[Given data Boundary: Start]

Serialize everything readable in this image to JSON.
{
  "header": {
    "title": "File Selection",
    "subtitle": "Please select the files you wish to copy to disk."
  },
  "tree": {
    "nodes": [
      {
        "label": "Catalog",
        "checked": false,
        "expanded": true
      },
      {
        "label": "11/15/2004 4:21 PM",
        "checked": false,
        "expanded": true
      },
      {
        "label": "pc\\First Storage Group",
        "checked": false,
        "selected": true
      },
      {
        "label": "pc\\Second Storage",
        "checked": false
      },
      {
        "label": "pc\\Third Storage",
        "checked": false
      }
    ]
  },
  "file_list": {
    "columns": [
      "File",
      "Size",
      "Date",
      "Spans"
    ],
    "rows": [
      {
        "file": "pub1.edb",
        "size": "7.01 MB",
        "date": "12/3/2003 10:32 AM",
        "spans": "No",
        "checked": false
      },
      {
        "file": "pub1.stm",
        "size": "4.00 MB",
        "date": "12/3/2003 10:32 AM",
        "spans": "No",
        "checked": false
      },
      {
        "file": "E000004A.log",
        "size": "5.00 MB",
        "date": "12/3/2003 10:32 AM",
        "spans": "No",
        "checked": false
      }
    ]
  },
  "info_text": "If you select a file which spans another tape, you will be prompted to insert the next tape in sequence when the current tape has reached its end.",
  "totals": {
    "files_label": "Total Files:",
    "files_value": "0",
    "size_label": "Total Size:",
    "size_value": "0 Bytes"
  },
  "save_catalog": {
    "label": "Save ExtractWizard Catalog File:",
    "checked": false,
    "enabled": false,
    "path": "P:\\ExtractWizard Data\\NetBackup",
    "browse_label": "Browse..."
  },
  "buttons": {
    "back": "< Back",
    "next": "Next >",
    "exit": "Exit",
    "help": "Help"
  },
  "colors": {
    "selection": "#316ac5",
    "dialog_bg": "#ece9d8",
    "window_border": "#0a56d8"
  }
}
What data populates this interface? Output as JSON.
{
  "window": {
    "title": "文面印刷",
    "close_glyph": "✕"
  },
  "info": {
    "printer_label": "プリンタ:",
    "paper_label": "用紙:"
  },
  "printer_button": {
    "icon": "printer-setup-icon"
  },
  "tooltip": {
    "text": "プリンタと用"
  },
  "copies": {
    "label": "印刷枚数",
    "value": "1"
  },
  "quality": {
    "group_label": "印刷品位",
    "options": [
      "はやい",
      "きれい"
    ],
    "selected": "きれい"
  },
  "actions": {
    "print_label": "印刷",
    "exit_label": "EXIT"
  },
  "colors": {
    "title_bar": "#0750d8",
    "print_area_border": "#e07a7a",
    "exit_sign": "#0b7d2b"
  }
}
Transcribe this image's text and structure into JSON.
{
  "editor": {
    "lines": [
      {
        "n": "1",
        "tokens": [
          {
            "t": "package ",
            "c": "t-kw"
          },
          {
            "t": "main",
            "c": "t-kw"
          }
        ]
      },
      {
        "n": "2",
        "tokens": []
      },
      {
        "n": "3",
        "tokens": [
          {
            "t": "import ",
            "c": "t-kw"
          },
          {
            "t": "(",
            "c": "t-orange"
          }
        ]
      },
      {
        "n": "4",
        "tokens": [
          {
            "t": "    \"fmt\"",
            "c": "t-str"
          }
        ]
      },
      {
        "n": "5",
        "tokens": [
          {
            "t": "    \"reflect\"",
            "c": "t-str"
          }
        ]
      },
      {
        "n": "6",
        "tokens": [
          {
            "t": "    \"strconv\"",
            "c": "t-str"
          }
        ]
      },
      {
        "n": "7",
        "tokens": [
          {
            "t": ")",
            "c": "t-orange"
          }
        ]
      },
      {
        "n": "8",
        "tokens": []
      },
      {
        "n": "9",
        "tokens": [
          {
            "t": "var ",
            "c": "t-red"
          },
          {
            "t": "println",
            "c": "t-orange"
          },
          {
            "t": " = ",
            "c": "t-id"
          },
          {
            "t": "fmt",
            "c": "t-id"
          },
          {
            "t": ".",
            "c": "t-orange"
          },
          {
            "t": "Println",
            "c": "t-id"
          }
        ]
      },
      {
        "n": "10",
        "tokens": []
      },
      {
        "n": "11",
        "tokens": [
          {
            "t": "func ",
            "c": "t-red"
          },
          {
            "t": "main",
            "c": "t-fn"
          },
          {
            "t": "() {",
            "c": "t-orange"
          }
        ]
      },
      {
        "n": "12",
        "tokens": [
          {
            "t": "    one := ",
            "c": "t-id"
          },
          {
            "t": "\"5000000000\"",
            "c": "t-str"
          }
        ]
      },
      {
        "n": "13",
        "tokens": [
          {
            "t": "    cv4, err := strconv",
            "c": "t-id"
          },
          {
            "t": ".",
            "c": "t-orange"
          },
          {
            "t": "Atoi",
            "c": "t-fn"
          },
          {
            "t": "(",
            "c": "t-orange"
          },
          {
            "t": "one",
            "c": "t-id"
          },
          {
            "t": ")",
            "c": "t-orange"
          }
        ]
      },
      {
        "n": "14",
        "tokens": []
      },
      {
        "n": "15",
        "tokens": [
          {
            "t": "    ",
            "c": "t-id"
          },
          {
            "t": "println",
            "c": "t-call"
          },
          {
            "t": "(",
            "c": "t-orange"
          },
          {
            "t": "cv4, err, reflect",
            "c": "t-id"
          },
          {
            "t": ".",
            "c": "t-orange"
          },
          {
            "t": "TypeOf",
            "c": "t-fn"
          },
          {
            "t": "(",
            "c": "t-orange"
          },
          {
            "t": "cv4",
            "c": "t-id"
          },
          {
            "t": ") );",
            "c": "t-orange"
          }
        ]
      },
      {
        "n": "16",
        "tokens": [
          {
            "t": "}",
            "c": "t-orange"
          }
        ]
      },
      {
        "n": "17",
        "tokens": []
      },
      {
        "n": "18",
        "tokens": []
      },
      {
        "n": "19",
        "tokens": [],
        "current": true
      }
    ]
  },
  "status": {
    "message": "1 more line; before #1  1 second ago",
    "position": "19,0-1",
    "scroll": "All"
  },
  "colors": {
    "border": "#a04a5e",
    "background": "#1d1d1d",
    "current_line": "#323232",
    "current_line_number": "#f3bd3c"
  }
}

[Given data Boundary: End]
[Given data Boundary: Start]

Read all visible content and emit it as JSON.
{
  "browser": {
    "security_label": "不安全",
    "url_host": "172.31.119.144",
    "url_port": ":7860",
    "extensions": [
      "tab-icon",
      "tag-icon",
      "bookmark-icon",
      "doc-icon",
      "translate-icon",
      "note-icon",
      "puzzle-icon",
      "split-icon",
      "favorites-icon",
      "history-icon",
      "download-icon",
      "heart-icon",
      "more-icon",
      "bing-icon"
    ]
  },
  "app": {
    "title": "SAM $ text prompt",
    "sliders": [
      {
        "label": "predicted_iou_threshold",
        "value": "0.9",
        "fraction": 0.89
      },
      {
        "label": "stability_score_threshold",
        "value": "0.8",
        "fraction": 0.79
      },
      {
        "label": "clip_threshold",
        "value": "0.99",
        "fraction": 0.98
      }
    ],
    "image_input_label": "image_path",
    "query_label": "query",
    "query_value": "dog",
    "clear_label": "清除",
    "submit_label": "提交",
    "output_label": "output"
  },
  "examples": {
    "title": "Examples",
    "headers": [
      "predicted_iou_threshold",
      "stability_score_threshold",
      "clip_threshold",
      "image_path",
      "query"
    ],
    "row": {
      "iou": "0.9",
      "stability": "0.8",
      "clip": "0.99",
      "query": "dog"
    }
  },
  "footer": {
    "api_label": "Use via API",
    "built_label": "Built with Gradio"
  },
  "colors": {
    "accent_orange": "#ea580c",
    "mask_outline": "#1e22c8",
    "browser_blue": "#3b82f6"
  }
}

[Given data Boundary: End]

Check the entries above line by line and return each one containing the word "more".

## [Reply]
    "message": "1 more line; before #1  1 second ago",
      "more-icon",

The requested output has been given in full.